A look back at some of The New Yorker writer and editor’s most beloved books.
Roger Angell, who died at 101 on May 20, 2022, was best known for his books about baseball — most of them essay collections, as clean and sharp as a perfectly batted line drive. But he also wrote humorous articles, parodies and autobiographical pieces, many of which were collected elsewhere. If you want to read some of his work, any of these books would be a fine place to start.
The Summer Game (1972)
“Finely observed and finely written reportage on Major League Baseball during the past decade,” The Times said in its review. “Page for page, ‘The Summer Game’ contains not only the classiest but also the most resourceful baseball writing I have read.”
Season Ticket (1988)
As The Times’s review of these baseball essays — which were published in The New Yorker between 1983 and 1987 — notes, “One does not ordinarily encounter such poetry in discussions of home runs and knuckleballs.”
Once More Around the Park (1991)
“Mr. Angell makes baseball sound like an art form,” The Times said. “He demonstrates that writing about it is an art form, too.”
A Pitcher’s Story: Innings With David Cone (2001)
“Roger Angell surely had no intentions of writing an essay on defeat, humiliation or grace when he arranged to follow David Cone across the many innings of the 2000 baseball season,” Pete Hamill wrote in The Times’s review.

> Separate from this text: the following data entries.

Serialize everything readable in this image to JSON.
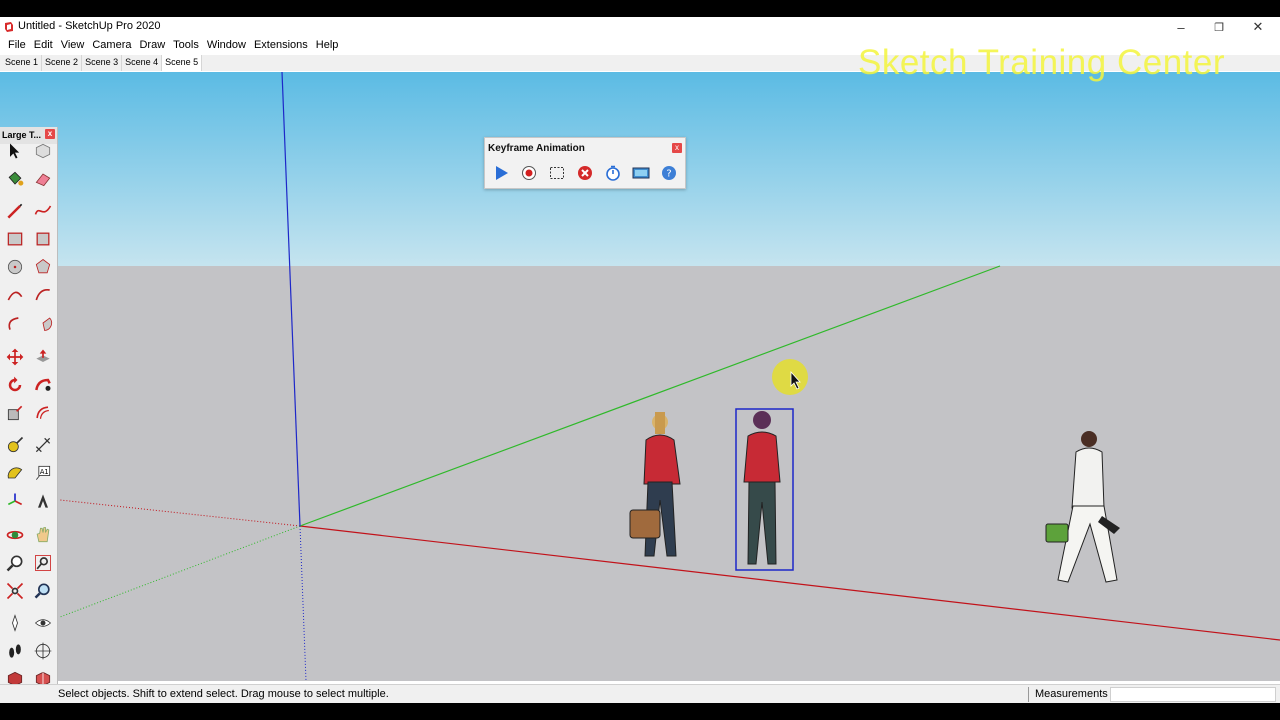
{
  "window": {
    "title": "Untitled - SketchUp Pro 2020",
    "minimize_glyph": "–",
    "restore_glyph": "❐",
    "close_glyph": "✕"
  },
  "menu": [
    "File",
    "Edit",
    "View",
    "Camera",
    "Draw",
    "Tools",
    "Window",
    "Extensions",
    "Help"
  ],
  "scenes": {
    "tabs": [
      "Scene 1",
      "Scene 2",
      "Scene 3",
      "Scene 4",
      "Scene 5"
    ],
    "active": "Scene 5"
  },
  "watermark": "Sketch Training Center",
  "toolbar": {
    "title": "Large T...",
    "close_glyph": "x",
    "tools": [
      {
        "name": "select-icon"
      },
      {
        "name": "make-component-icon"
      },
      {
        "name": "paint-bucket-icon"
      },
      {
        "name": "eraser-icon"
      },
      {
        "name": "line-icon"
      },
      {
        "name": "freehand-icon"
      },
      {
        "name": "rectangle-icon"
      },
      {
        "name": "rotated-rectangle-icon"
      },
      {
        "name": "circle-icon"
      },
      {
        "name": "polygon-icon"
      },
      {
        "name": "arc-icon"
      },
      {
        "name": "two-point-arc-icon"
      },
      {
        "name": "three-point-arc-icon"
      },
      {
        "name": "pie-icon"
      },
      {
        "name": "move-icon"
      },
      {
        "name": "push-pull-icon"
      },
      {
        "name": "rotate-icon"
      },
      {
        "name": "follow-me-icon"
      },
      {
        "name": "scale-icon"
      },
      {
        "name": "offset-icon"
      },
      {
        "name": "tape-measure-icon"
      },
      {
        "name": "dimension-icon"
      },
      {
        "name": "protractor-icon"
      },
      {
        "name": "text-icon"
      },
      {
        "name": "axes-icon"
      },
      {
        "name": "3d-text-icon"
      },
      {
        "name": "orbit-icon"
      },
      {
        "name": "pan-icon"
      },
      {
        "name": "zoom-icon"
      },
      {
        "name": "zoom-window-icon"
      },
      {
        "name": "zoom-extents-icon"
      },
      {
        "name": "previous-view-icon"
      },
      {
        "name": "position-camera-icon"
      },
      {
        "name": "look-around-icon"
      },
      {
        "name": "walk-icon"
      },
      {
        "name": "section-plane-icon"
      },
      {
        "name": "3d-warehouse-icon"
      },
      {
        "name": "extension-warehouse-icon"
      }
    ]
  },
  "keyframe_panel": {
    "title": "Keyframe Animation",
    "close_glyph": "x",
    "buttons": [
      {
        "name": "play-icon"
      },
      {
        "name": "record-icon"
      },
      {
        "name": "select-scenes-icon"
      },
      {
        "name": "delete-icon"
      },
      {
        "name": "timer-icon"
      },
      {
        "name": "export-video-icon"
      },
      {
        "name": "help-icon"
      }
    ]
  },
  "status": {
    "text": "Select objects. Shift to extend select. Drag mouse to select multiple.",
    "measurements_label": "Measurements",
    "measurements_value": ""
  },
  "colors": {
    "sky_top": "#5bbbe4",
    "sky_bottom": "#c5e4ef",
    "ground": "#c3c3c6",
    "axis_red": "#c2121a",
    "axis_green": "#2fb92a",
    "axis_blue": "#1d27c9",
    "selection": "#1d27c9",
    "cursor_highlight": "#e6e023"
  }
}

Let Me Finish (2006)
“The 17 autobiographical chapters of ‘Let Me Finish’ reflect the welcoming sheen of The New Yorker, in whose pages most of them appeared during the past decade or so. It is the perfect book to read with one of Angell’s vodka martinis,” The Times said.